School of Mathematics, Statistics & Computer Science

The sky is the limit for UKZN Statistics lecturer Dr Jesca Batidzirai.

Passionate Advocate for Women in STEM Bags PhD… and Twin Boys!

Despite becoming a mother to twin boys at a crucial stage in her academic journey, Pietermaritzburg lecturer Dr Jesca Batidzirai graduated with a PhD in Statistics!

A passionate advocate for women in Science, Batidzirai explained the context of her research: ‘Timing of marriage and marriage dissolution are key determinants of the psychological wellbeing and health of adults and children involved in these events,’ she said. ‘Evidence suggests that early marriages and marital dissolutions may increase the rates of stress, depression, high blood pressure, anxiety, aggression, suicidal thoughts and many other mental health disorders.

‘Extensions to statistical models proposed in my PhD include the multivariate discrete-time multi-state model with multiple recurrent transitions. In addition to determining factors associated with each transition into or out of a marriage, the model helps to measure the interdependencies between these transitions simultaneously, to be able to understand the likelihood of experiencing a marital dissolution given the time of entry into a marriage, and vice-versa.’

Batidzirai was a recipient of the prestigious Wellcome Trust funded DELTAS Sub-Saharan Africa Advanced Consortium for Biostatistics (SSACAB) grant, and part of her work was published in an internationally accredited high impact journal. She has presented her research in countries such as Australia, Spain, Ghana, Malawi, Namibia, Tanzania, Botswana, Mozambique and Zimbabwe.

‘Growing up in a family with more boys than girls, I learned to tackle life’s challenges with the same resilience and strength as my male counterparts,’ said Batidzirai. ‘This environment shaped my mindset, instilling in me the belief that gender should never limit one’s ability to overcome obstacles and achieve success.

‘At secondary school, science subjects were riddled with gender biases, with males often dominating in the field. It was not uncommon for a science class of around 55 students to have only a handful of girls. Determined to challenge this norm, I set out to prove that gender is no barrier to academic achievement.’

Batidzirai’s goal is clear: to inspire and motivate girls to pursue their academic passions without hesitation and regardless of societal biases. ‘This drive has fuelled my career path as a dedicated researcher and lecturer with a keen interest in the mental health and wellbeing of women,’ she said.

Batidzirai, who is a member of the International Biometric Society (IBS), South African Statistical Association (SASA) and the Southern African Mathematical Association (SAMSA), is currently supervising two PhD students and four master’s students and has previously supervised to completion three master’s and 12 honours degree students. She has research collaborations in America, Malawi, Ghana, Botswana and Zimbabwe where she has published more than 12 publications outside her PhD, using advanced statistical models to address public health issues, with the aim of improving the welfare of women and children.

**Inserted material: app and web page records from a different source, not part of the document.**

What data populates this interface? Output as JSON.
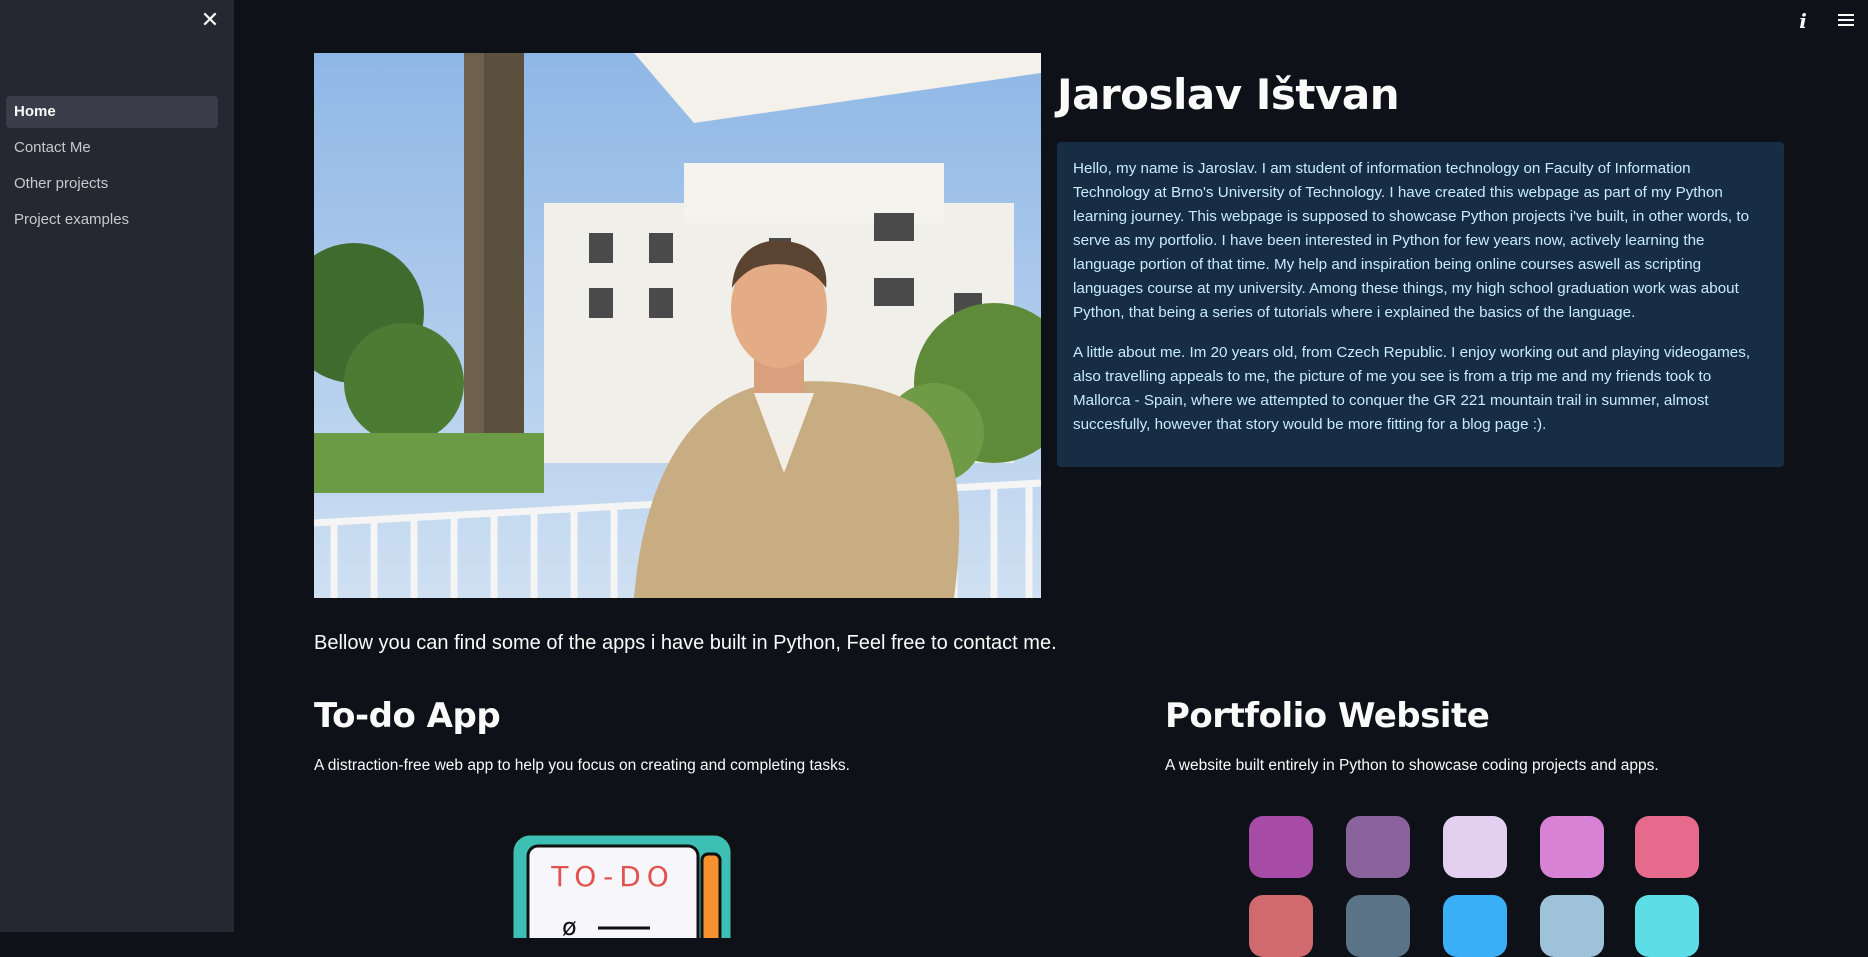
{
  "sidebar": {
    "close_icon": "close-icon",
    "items": [
      {
        "label": "Home",
        "active": true
      },
      {
        "label": "Contact Me",
        "active": false
      },
      {
        "label": "Other projects",
        "active": false
      },
      {
        "label": "Project examples",
        "active": false
      }
    ]
  },
  "topbar": {
    "info_icon": "info-icon",
    "menu_icon": "hamburger-menu-icon"
  },
  "hero": {
    "name": "Jaroslav Ištvan",
    "bio_p1": "Hello, my name is Jaroslav. I am student of information technology on Faculty of Information Technology at Brno's University of Technology. I have created this webpage as part of my Python learning journey. This webpage is supposed to showcase Python projects i've built, in other words, to serve as my portfolio. I have been interested in Python for few years now, actively learning the language portion of that time. My help and inspiration being online courses aswell as scripting languages course at my university. Among these things, my high school graduation work was about Python, that being a series of tutorials where i explained the basics of the language.",
    "bio_p2": "A little about me. Im 20 years old, from Czech Republic. I enjoy working out and playing videogames, also travelling appeals to me, the picture of me you see is from a trip me and my friends took to Mallorca - Spain, where we attempted to conquer the GR 221 mountain trail in summer, almost succesfully, however that story would be more fitting for a blog page :)."
  },
  "intro": "Bellow you can find some of the apps i have built in Python, Feel free to contact me.",
  "projects": [
    {
      "title": "To-do App",
      "description": "A distraction-free web app to help you focus on creating and completing tasks.",
      "image_text": "TO-DO"
    },
    {
      "title": "Portfolio Website",
      "description": "A website built entirely in Python to showcase coding projects and apps."
    }
  ],
  "colors": {
    "background": "#0e1117",
    "sidebar": "#262730",
    "bio_bg": "#172d43",
    "bio_text": "#c7ebff",
    "swatches": [
      "#a64ca6",
      "#8a639d",
      "#e3cff0",
      "#d782d5",
      "#e56a8b",
      "#d16a6e",
      "#5a7386",
      "#3aaff7",
      "#9ec2d9",
      "#5ddde5"
    ]
  }
}
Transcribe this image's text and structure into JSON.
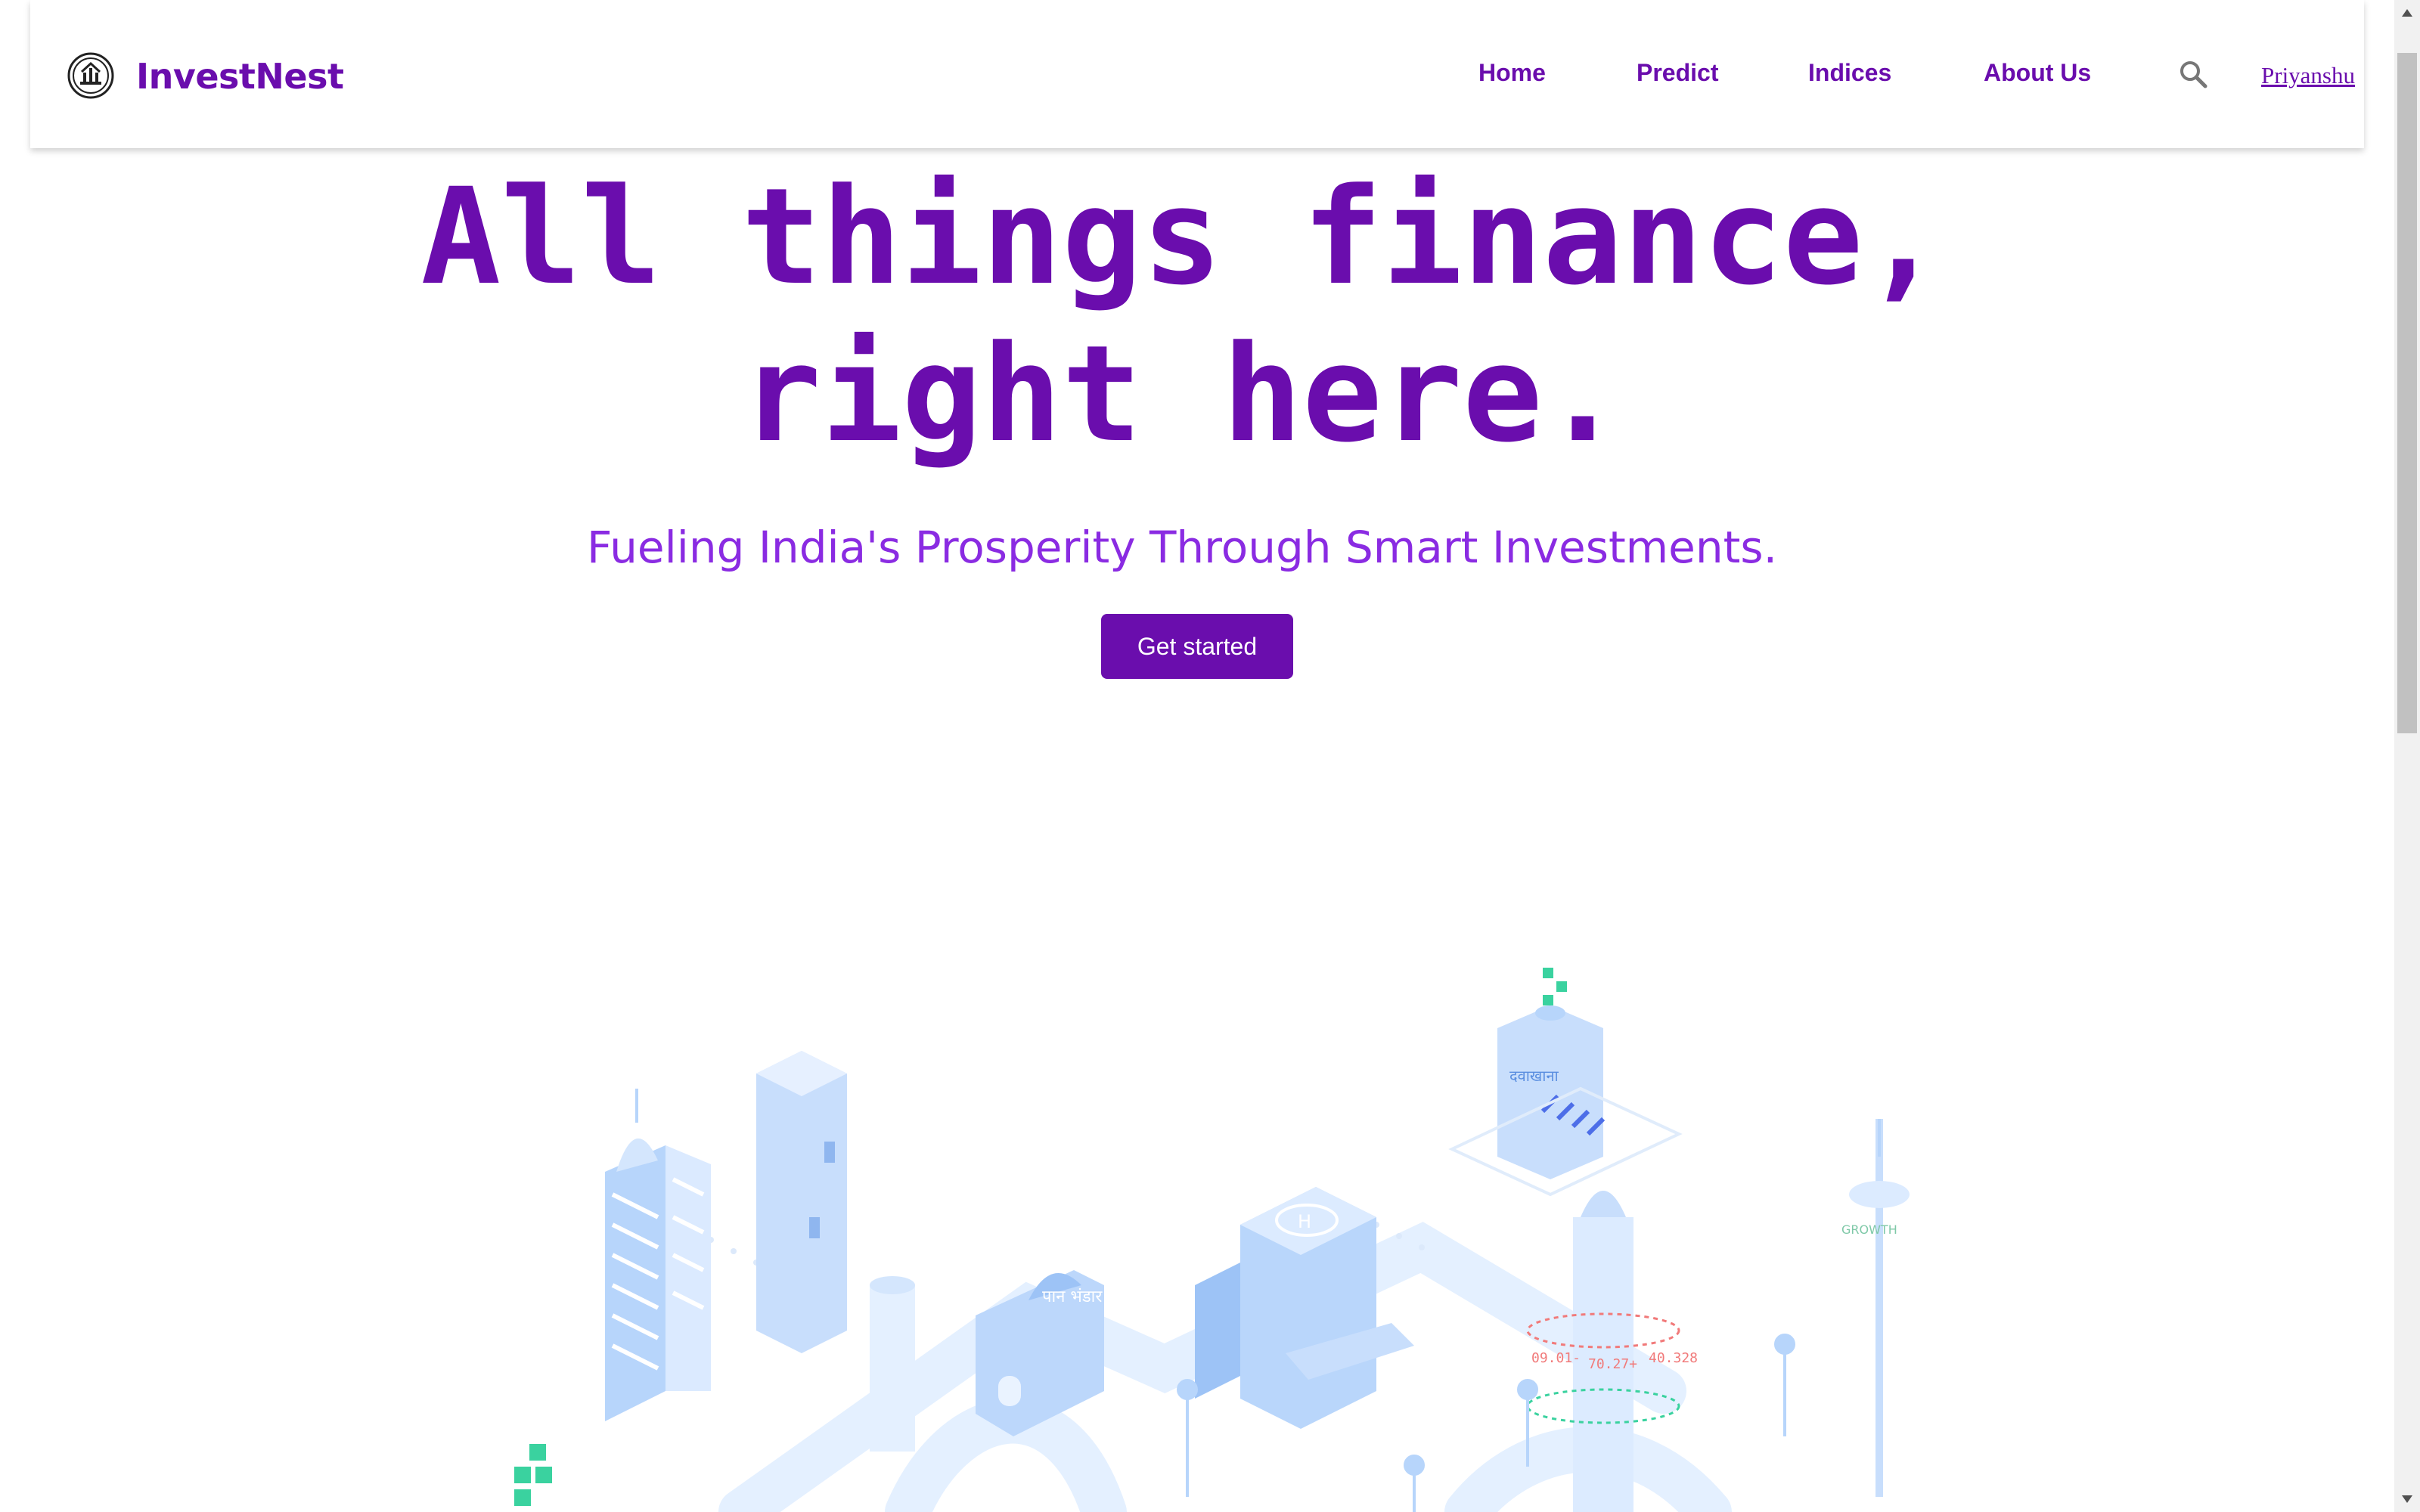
{
  "colors": {
    "brand": "#6a0dad",
    "subtitle": "#8a2be2",
    "illustration": "#cfe4ff",
    "accent_green": "#3ad29f"
  },
  "navbar": {
    "brand": "InvestNest",
    "links": [
      "Home",
      "Predict",
      "Indices",
      "About Us"
    ],
    "search_icon": "search-icon",
    "user": "Priyanshu"
  },
  "hero": {
    "title_line1": "All things finance,",
    "title_line2": "right here.",
    "subtitle": "Fueling India's Prosperity Through Smart Investments.",
    "cta": "Get started"
  },
  "illustration": {
    "shop_sign_1": "दवाखाना",
    "shop_sign_2": "पान भंडार",
    "ticker_values": [
      "09.01-",
      "70.27+",
      "40.328"
    ],
    "tower_label": "GROWTH"
  }
}
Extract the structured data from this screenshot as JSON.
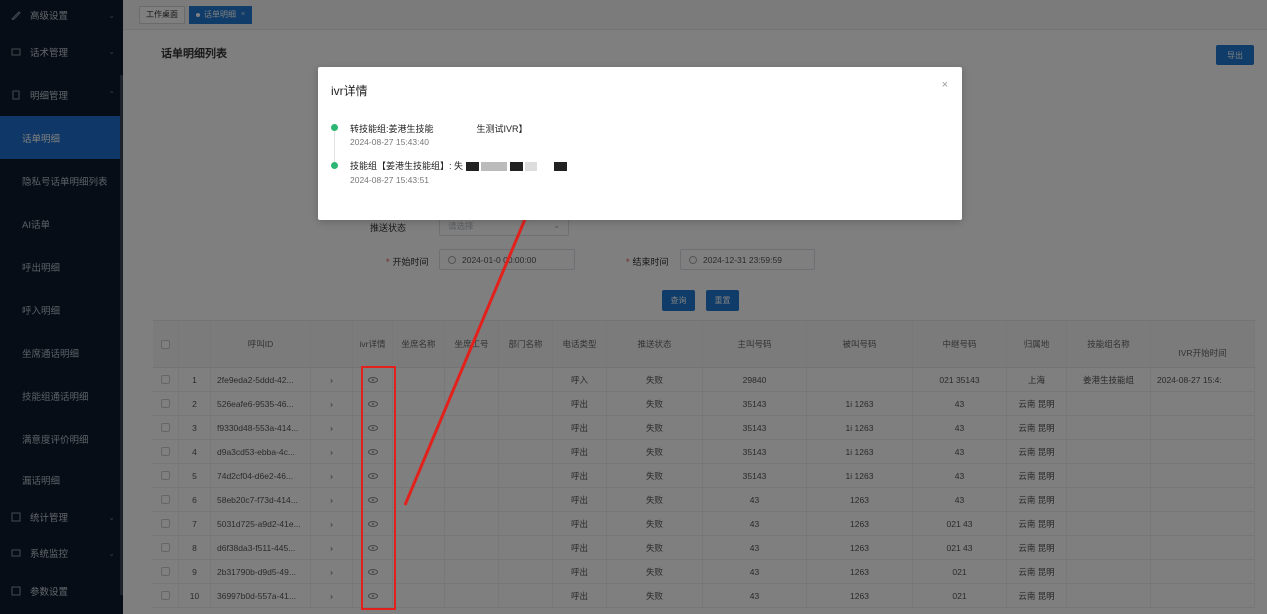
{
  "sidebar": {
    "items": [
      {
        "label": "高级设置",
        "icon": "pen-icon",
        "expanded": false
      },
      {
        "label": "话术管理",
        "icon": "chat-icon",
        "expanded": false
      },
      {
        "label": "明细管理",
        "icon": "document-icon",
        "expanded": true
      }
    ],
    "sub_items": [
      "话单明细",
      "隐私号话单明细列表",
      "AI话单",
      "呼出明细",
      "呼入明细",
      "坐席通话明细",
      "技能组通话明细",
      "满意度评价明细",
      "漏话明细"
    ],
    "bottom_items": [
      {
        "label": "统计管理",
        "icon": "chart-icon"
      },
      {
        "label": "系统监控",
        "icon": "monitor-icon"
      },
      {
        "label": "参数设置",
        "icon": "settings-icon"
      }
    ]
  },
  "tabs": [
    "工作桌面",
    "话单明细"
  ],
  "page": {
    "title": "话单明细列表",
    "export_label": "导出"
  },
  "form": {
    "push_status_label": "推送状态",
    "push_status_placeholder": "请选择",
    "start_time_label": "开始时间",
    "start_time_value": "2024-01-0 00:00:00",
    "end_time_label": "结束时间",
    "end_time_value": "2024-12-31 23:59:59",
    "query_label": "查询",
    "reset_label": "重置"
  },
  "table": {
    "headers": [
      "呼叫ID",
      "ivr详情",
      "坐席名称",
      "坐席工号",
      "部门名称",
      "电话类型",
      "推送状态",
      "主叫号码",
      "被叫号码",
      "中继号码",
      "归属地",
      "技能组名称",
      "IVR开始时间"
    ],
    "rows": [
      {
        "no": "1",
        "id": "2fe9eda2-5ddd-42...",
        "type": "呼入",
        "status": "失败",
        "caller": "29840",
        "callee": "",
        "trunk": "021 35143",
        "location": "上海",
        "skill": "姜港生技能组",
        "ivr_start": "2024-08-27 15:4:"
      },
      {
        "no": "2",
        "id": "526eafe6-9535-46...",
        "type": "呼出",
        "status": "失败",
        "caller": "35143",
        "callee": "1i 1263",
        "trunk": "43",
        "location": "云南 昆明",
        "skill": "",
        "ivr_start": ""
      },
      {
        "no": "3",
        "id": "f9330d48-553a-414...",
        "type": "呼出",
        "status": "失败",
        "caller": "35143",
        "callee": "1i 1263",
        "trunk": "43",
        "location": "云南 昆明",
        "skill": "",
        "ivr_start": ""
      },
      {
        "no": "4",
        "id": "d9a3cd53-ebba-4c...",
        "type": "呼出",
        "status": "失败",
        "caller": "35143",
        "callee": "1i 1263",
        "trunk": "43",
        "location": "云南 昆明",
        "skill": "",
        "ivr_start": ""
      },
      {
        "no": "5",
        "id": "74d2cf04-d6e2-46...",
        "type": "呼出",
        "status": "失败",
        "caller": "35143",
        "callee": "1i 1263",
        "trunk": "43",
        "location": "云南 昆明",
        "skill": "",
        "ivr_start": ""
      },
      {
        "no": "6",
        "id": "58eb20c7-f73d-414...",
        "type": "呼出",
        "status": "失败",
        "caller": "43",
        "callee": "1263",
        "trunk": "43",
        "location": "云南 昆明",
        "skill": "",
        "ivr_start": ""
      },
      {
        "no": "7",
        "id": "5031d725-a9d2-41e...",
        "type": "呼出",
        "status": "失败",
        "caller": "43",
        "callee": "1263",
        "trunk": "021 43",
        "location": "云南 昆明",
        "skill": "",
        "ivr_start": ""
      },
      {
        "no": "8",
        "id": "d6f38da3-f511-445...",
        "type": "呼出",
        "status": "失败",
        "caller": "43",
        "callee": "1263",
        "trunk": "021 43",
        "location": "云南 昆明",
        "skill": "",
        "ivr_start": ""
      },
      {
        "no": "9",
        "id": "2b31790b-d9d5-49...",
        "type": "呼出",
        "status": "失败",
        "caller": "43",
        "callee": "1263",
        "trunk": "021",
        "location": "云南 昆明",
        "skill": "",
        "ivr_start": ""
      },
      {
        "no": "10",
        "id": "36997b0d-557a-41...",
        "type": "呼出",
        "status": "失败",
        "caller": "43",
        "callee": "1263",
        "trunk": "021",
        "location": "云南 昆明",
        "skill": "",
        "ivr_start": ""
      }
    ]
  },
  "modal": {
    "title": "ivr详情",
    "close": "×",
    "events": [
      {
        "text": "转技能组:姜港生技能",
        "suffix": "生测试IVR】",
        "time": "2024-08-27 15:43:40"
      },
      {
        "text": "技能组【姜港生技能组】: 失",
        "suffix": "",
        "time": "2024-08-27 15:43:51"
      }
    ]
  },
  "colors": {
    "accent": "#1f78d1",
    "sidebar_bg": "#0f1b2d",
    "timeline_dot": "#2bb673",
    "annotation_red": "#e2211c"
  }
}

Batidzirai has also participated in programmes with the University of Harvard TH Chan’s School of Public Health where biostatistics is used to accelerate health research globally including several collaborative projects across Africa. She aims to continue empowering female statisticians through teaching, supervision, collaborations and networking.

Batidzirai paid tribute to her parents and credited her children as her greatest inspiration – although she is the first to admit that having twin boys while in the throes of her PhD was not easy! She also thanked her supervisors, Professor Samuel Manda and Professor Henry Mwambi for their tremendous support.

‘From the word go, I noticed that Jesca was passionate about statistics and its application to real life problems,’ said Mwambi. ‘It was therefore not a surprise that she managed to tackle a very interesting real problem on the formation and dissolution of marital unions under the realm of multivariate discrete-time survival with recurrent event models, despite the hurdles she encountered on the way. I am sure she will be a good example and mentor to other upcoming female statisticians to aim for higher achievements in their studies, a role she has already taken on.’

Said Batidzirai: ‘As a UKZN academic employee, it was natural for me to pursue my PhD at the University where knowledgeable supervisors who are experts in my field are readily accessible.

‘Moreover, UKZN provided invaluable support throughout my doctoral journey, ensuring its successful completion. I loved and enjoyed the environment as it gave me an opportunity to conduct some ground-breaking statistical research that contributed significantly to the improvement of the health and wellbeing of society.’

Words: Sally Frost

Photograph: Sethu Dlamini